### RECORDS FOR THIS EXERCISE

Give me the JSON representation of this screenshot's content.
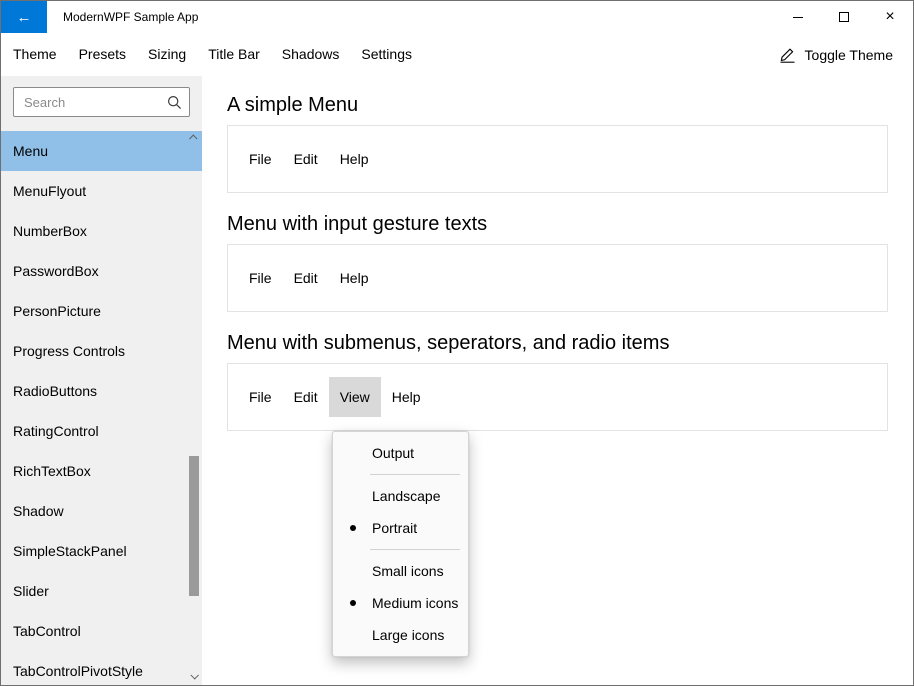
{
  "window": {
    "title": "ModernWPF Sample App",
    "icons": {
      "back": "←",
      "close": "×"
    }
  },
  "menubar": {
    "items": [
      "Theme",
      "Presets",
      "Sizing",
      "Title Bar",
      "Shadows",
      "Settings"
    ],
    "toggle_theme_label": "Toggle Theme"
  },
  "sidebar": {
    "search_placeholder": "Search",
    "selected": "Menu",
    "items": [
      "Menu",
      "MenuFlyout",
      "NumberBox",
      "PasswordBox",
      "PersonPicture",
      "Progress Controls",
      "RadioButtons",
      "RatingControl",
      "RichTextBox",
      "Shadow",
      "SimpleStackPanel",
      "Slider",
      "TabControl",
      "TabControlPivotStyle"
    ]
  },
  "main": {
    "sections": [
      {
        "title": "A simple Menu",
        "menu": [
          "File",
          "Edit",
          "Help"
        ],
        "active": ""
      },
      {
        "title": "Menu with input gesture texts",
        "menu": [
          "File",
          "Edit",
          "Help"
        ],
        "active": ""
      },
      {
        "title": "Menu with submenus, seperators, and radio items",
        "menu": [
          "File",
          "Edit",
          "View",
          "Help"
        ],
        "active": "View"
      }
    ],
    "view_dropdown": [
      {
        "type": "item",
        "label": "Output",
        "checked": false
      },
      {
        "type": "separator"
      },
      {
        "type": "radio",
        "label": "Landscape",
        "checked": false
      },
      {
        "type": "radio",
        "label": "Portrait",
        "checked": true
      },
      {
        "type": "separator"
      },
      {
        "type": "radio",
        "label": "Small icons",
        "checked": false
      },
      {
        "type": "radio",
        "label": "Medium icons",
        "checked": true
      },
      {
        "type": "radio",
        "label": "Large icons",
        "checked": false
      }
    ]
  },
  "colors": {
    "accent": "#0078d7",
    "sidebar_selection": "#90c0e8",
    "menu_active": "#d9d9d9"
  }
}
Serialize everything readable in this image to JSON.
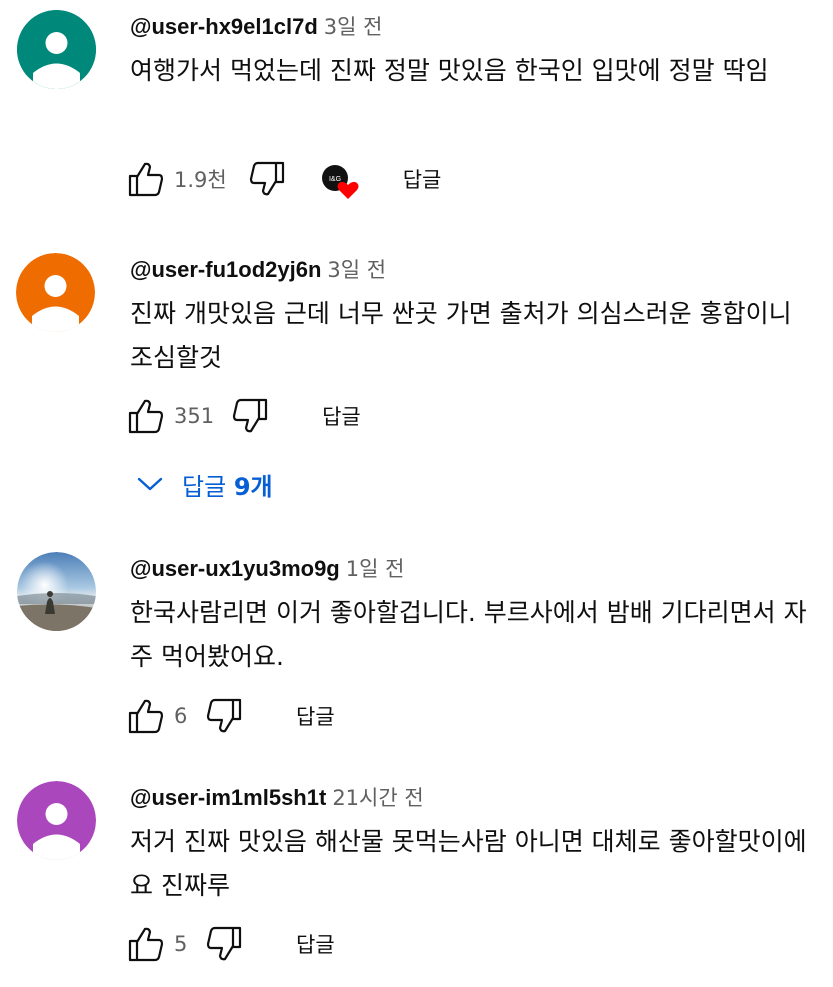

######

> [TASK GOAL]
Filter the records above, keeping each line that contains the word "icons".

> [OUTPUT OF THE EXERCISE]
    "icons": {
        "label": "Small icons",
        "label": "Medium icons",
        "label": "Large icons",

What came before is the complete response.